Ms Robertson described the inclusion of POAs in QASA – which is due to start in September in the Midlands and Western Circuit – as “a step forward” since they would for the first time be “appraised across the same criteria so the public has reassurance about their competence”. She added: “To anyone outside the Bar the argument about QASA being flawed because it includes POAs smacks of self-interest.”
She agreed with Mr Bishop and said that arguing that POAs should not exist at all “is overkill and a form of gold plating”. She could envisage situations where solicitors might reasonably not wish to include trials in their practice.
She continued: “It’s really very simple: if you are right that POAs pose a particular threat to quality it is profoundly illogical to exclude them from an appraisal system which is designed to protect the public.”
The BSB had carefully considered the matter and decided to go ahead with a scheme that included POAs. If necessary at QASA’s two-year review, a change could be made if supported by evidence.
She concluded: “However, if instead the CBA persuade the criminal bar not to get accredited then I genuinely believe the effect of this campaign will be the criminal bar cutting off its own nose to spite its face, because others will mop up the work and if QASA is derailed there will be little or no quality safeguard guaranteeing they are up to the job.”
Criminal law barristers are becoming increasingly militant about QASA and Mr West urged a boycott of the scheme.

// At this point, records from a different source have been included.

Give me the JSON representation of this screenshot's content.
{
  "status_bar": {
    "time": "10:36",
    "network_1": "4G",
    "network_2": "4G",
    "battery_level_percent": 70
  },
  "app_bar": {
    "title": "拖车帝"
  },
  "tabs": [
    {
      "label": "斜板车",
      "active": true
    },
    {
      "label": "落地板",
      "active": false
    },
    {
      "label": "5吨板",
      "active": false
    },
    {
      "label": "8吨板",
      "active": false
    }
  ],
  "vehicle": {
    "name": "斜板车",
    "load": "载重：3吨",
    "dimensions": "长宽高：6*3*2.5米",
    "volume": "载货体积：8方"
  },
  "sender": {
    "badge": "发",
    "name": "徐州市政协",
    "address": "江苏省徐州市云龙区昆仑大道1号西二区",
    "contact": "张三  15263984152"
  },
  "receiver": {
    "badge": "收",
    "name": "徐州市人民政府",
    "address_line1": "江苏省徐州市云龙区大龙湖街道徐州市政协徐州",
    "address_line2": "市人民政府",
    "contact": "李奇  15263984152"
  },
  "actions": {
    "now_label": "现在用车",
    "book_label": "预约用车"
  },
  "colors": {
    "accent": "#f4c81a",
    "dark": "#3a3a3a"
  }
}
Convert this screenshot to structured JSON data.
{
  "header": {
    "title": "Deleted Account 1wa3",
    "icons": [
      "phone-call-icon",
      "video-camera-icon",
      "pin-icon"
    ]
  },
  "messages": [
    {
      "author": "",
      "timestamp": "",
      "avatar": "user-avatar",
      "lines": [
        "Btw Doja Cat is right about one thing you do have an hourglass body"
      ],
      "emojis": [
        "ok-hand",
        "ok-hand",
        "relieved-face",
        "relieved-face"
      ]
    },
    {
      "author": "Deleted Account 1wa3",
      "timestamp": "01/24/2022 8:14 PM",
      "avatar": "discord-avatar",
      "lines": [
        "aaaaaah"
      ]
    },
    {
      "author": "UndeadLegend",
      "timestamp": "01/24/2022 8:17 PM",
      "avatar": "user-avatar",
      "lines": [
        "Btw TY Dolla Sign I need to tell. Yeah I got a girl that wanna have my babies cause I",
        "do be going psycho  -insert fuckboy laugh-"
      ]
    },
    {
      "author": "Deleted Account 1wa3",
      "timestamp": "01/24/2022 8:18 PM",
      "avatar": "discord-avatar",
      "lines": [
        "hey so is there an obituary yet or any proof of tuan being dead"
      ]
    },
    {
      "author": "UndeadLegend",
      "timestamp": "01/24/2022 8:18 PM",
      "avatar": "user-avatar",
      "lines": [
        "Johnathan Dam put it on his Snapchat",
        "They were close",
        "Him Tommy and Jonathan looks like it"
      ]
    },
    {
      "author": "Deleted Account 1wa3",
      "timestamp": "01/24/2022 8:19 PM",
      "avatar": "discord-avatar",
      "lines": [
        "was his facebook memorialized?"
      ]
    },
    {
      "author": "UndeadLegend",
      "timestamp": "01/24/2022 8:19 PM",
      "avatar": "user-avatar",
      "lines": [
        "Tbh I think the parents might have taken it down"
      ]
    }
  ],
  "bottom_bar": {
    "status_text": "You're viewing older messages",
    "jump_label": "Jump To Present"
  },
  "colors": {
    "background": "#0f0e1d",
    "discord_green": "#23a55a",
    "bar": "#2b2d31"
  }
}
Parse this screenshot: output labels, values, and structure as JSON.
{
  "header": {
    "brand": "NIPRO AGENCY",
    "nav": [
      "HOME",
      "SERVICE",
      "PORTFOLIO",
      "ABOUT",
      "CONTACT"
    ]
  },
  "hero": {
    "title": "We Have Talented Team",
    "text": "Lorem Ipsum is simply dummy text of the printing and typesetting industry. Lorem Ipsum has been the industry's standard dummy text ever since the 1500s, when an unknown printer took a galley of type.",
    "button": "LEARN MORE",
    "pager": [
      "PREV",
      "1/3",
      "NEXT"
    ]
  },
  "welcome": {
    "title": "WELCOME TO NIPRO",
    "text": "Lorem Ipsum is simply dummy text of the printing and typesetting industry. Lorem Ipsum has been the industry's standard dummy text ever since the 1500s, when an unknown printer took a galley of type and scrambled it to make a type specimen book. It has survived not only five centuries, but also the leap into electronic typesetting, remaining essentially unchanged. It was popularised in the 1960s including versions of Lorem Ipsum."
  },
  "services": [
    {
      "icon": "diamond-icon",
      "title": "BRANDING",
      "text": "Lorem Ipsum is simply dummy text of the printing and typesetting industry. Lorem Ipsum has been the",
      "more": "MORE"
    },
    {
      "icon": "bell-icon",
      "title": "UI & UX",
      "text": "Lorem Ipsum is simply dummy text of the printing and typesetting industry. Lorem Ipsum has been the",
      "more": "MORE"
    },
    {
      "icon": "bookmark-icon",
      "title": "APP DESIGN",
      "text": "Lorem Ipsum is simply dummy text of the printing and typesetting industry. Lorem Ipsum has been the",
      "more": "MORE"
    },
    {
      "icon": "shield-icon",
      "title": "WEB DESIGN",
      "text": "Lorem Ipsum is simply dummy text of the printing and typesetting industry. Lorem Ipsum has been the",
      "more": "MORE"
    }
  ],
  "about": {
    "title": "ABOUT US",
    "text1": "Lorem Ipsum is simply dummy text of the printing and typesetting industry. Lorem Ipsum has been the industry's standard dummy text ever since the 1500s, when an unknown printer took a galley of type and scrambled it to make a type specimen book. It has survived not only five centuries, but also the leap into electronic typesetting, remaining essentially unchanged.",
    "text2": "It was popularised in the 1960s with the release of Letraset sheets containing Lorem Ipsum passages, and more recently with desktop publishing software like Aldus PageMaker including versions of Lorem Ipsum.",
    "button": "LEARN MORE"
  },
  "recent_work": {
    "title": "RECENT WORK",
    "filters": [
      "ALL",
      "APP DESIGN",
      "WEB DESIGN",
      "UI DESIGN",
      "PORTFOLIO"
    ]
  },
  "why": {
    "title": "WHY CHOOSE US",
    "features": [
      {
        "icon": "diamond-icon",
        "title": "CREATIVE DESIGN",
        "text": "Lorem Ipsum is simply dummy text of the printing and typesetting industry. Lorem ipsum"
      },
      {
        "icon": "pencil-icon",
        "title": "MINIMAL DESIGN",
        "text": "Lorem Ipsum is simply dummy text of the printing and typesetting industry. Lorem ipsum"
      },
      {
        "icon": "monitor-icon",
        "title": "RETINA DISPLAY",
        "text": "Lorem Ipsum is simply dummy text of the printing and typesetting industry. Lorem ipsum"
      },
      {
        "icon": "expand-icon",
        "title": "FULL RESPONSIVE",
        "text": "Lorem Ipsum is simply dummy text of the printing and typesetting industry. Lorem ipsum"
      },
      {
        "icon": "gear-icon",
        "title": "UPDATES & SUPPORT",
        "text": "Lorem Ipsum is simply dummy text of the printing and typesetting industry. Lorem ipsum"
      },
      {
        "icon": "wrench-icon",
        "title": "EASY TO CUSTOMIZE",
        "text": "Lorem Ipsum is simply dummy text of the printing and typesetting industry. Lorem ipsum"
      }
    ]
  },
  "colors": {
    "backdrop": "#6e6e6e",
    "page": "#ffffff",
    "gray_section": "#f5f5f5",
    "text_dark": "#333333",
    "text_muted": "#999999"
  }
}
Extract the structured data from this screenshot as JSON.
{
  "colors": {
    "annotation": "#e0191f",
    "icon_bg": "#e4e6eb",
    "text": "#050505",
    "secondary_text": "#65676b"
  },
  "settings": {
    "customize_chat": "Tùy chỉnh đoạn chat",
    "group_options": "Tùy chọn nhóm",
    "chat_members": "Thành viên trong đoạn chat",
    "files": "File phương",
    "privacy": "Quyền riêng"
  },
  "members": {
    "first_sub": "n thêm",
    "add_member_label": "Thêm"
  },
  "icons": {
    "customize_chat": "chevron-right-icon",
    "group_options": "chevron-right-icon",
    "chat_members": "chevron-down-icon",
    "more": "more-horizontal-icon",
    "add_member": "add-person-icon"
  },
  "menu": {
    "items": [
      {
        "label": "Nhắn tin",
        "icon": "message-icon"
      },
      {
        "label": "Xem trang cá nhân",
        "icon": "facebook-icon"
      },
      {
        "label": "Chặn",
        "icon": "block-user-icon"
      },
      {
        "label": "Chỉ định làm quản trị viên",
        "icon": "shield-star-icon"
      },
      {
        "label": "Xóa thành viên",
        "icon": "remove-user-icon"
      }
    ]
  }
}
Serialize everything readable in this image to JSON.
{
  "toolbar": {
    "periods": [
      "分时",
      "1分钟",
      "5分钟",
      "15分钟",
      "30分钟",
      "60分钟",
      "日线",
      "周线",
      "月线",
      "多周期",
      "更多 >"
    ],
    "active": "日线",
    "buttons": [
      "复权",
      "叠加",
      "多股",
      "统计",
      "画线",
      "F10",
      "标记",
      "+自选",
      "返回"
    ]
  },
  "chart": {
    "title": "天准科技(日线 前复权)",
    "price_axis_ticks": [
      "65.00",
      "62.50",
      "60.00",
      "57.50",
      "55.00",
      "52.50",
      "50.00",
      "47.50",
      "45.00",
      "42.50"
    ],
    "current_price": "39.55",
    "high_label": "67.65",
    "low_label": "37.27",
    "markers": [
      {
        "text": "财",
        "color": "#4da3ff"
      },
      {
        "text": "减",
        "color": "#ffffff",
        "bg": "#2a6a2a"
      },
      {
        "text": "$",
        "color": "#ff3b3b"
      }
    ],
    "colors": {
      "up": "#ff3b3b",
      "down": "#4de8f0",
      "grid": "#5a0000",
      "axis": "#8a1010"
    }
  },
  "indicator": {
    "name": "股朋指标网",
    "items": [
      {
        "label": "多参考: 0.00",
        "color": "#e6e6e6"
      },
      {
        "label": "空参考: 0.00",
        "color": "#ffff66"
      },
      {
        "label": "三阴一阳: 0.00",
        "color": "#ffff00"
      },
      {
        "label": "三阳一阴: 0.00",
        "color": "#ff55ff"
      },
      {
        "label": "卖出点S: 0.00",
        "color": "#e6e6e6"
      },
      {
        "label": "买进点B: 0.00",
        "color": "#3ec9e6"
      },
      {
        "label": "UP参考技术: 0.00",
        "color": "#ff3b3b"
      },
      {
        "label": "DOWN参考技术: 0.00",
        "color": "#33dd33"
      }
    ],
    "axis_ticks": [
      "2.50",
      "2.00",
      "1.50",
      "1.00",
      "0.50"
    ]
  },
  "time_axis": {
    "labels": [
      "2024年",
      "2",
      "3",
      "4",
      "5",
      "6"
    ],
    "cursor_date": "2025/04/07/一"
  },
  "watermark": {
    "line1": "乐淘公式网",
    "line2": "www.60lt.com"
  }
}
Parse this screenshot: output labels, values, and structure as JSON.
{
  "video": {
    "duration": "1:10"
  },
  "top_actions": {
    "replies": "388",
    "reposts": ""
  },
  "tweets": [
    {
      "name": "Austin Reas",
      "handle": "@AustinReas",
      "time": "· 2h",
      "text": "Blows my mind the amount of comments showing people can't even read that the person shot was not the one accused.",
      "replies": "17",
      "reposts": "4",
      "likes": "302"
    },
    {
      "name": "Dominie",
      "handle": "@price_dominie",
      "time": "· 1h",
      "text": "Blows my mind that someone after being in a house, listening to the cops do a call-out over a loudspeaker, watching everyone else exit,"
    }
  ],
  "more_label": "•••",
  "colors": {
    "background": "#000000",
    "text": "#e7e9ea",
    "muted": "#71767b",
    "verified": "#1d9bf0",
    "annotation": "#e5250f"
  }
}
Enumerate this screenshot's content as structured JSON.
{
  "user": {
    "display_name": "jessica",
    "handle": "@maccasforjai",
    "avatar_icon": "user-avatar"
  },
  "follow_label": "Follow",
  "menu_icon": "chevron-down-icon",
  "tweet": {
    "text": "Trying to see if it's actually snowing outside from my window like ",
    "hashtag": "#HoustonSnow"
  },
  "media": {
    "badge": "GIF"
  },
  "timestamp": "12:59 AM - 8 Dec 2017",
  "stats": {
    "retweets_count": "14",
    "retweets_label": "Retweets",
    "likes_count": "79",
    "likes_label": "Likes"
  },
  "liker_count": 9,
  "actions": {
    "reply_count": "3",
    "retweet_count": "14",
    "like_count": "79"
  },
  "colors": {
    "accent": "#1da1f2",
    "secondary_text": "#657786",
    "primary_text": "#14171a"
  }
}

However, he said that before barristers on circuits in the vanguard could be expected to boycott QASA, “they must have confidence that practitioners from other circuits who were not required to be accredited in the first tranche, will not come in and do the work that they are disqualifying themselves from doing.
“The other circuits… must meet, and resolve to support those in the Midlands and the West who are being thrust into the forefront. It can be done. And it must be done. The alternative is unthinkable.”
The regulators’ response to the fourth and final consultation on QASA, to which 348 responses were made, has not yet been published. Ms Robertson pledged she would “see what I can do to hurry along publication of the report”.